I may have looked like a mild-mannered family man, but during my years of active addiction I was hooked on excitement. Chronically dissatisfied with myself and my life, I developed a craving for stimulation—the same sort of craving that drives the cocaine addict or the meth addict, the compulsive gambler or the over-spender—and began engaging in risky sexual behavior.
I became addicted to arousal, and the illicit nature of my behavior intensified the excitement it produced, even while it multiplied my shame.
My sin made me miserable, of course. That’s what sin does. Like any addict, I developed a tolerance for my drug that compelled me, over time, to take ever-greater risks with increasing frequency. In the process, my ability to experience pleasure steadily declined.
My public life was turbulent in those days. I careened from crisis to crisis, alternately playing the hero or the victim in some drama of my own making. I sought the spotlight, launched campaigns, schemed to make millions. Like that tragic biblical hero Samson, I nursed the hope that with some outsized accomplishment I would be able to compensate for all my failures and redeem my failed life. I was desperate to succeed, and I was certain that I must win big to win at all.
That’s why I resisted when my first sponsor advised me to slow down, sit down, shut up, and just breathe for a few years. He said I needed to learn how to live an ordinary life. I should embrace routine, he said, concentrate on developing healthy daily disciplines, pursue predictability.
“Boring is good,” he said.
He was right.

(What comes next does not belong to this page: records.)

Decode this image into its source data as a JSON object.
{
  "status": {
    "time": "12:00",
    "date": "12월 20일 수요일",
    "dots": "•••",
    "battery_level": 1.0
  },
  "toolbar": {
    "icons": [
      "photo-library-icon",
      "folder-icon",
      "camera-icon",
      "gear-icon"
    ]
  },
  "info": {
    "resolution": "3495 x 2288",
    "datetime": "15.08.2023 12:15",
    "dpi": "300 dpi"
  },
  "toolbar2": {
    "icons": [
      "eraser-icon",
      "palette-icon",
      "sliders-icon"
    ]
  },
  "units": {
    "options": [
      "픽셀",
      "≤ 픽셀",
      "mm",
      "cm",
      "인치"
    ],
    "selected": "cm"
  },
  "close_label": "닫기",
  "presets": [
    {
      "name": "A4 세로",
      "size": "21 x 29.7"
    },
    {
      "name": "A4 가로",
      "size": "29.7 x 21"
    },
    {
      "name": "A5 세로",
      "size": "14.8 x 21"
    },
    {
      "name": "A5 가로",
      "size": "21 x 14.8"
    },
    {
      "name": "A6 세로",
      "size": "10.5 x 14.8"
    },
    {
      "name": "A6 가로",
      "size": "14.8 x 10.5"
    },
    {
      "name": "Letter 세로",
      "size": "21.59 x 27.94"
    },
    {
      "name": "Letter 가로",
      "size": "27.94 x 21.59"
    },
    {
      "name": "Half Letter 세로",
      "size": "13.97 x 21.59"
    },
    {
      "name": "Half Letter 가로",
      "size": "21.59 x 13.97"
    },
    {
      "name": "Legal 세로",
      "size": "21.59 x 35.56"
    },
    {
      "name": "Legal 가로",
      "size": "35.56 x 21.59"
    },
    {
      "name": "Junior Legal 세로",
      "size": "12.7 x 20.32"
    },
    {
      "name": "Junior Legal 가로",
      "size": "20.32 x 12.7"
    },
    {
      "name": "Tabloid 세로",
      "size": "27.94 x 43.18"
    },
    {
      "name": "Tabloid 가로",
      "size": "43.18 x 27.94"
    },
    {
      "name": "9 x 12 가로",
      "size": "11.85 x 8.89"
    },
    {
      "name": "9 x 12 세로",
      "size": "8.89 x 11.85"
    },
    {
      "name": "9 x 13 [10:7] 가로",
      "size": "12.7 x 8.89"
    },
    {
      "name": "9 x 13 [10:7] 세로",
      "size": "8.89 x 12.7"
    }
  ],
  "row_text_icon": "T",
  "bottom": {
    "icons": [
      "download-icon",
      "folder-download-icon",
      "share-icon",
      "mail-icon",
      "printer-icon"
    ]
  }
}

As it turns out, there is wonderful clarity that comes with a modest and orderly life. When my desperation to succeed in some huge way is replaced by a determination to live right-sized today, when I stop trying to take God’s place and choose instead to be content with whatever place he gives me, life gets simpler. As I participate in real life, my ability to enjoy its pleasures is gradually restored. Troubles still come—we live, after all, in a fallen world—but I am happy to report that the chaos of my former life is mostly a memory today. I no longer need excitement to get me through the day, and I don’t miss the insanity. Boring is good.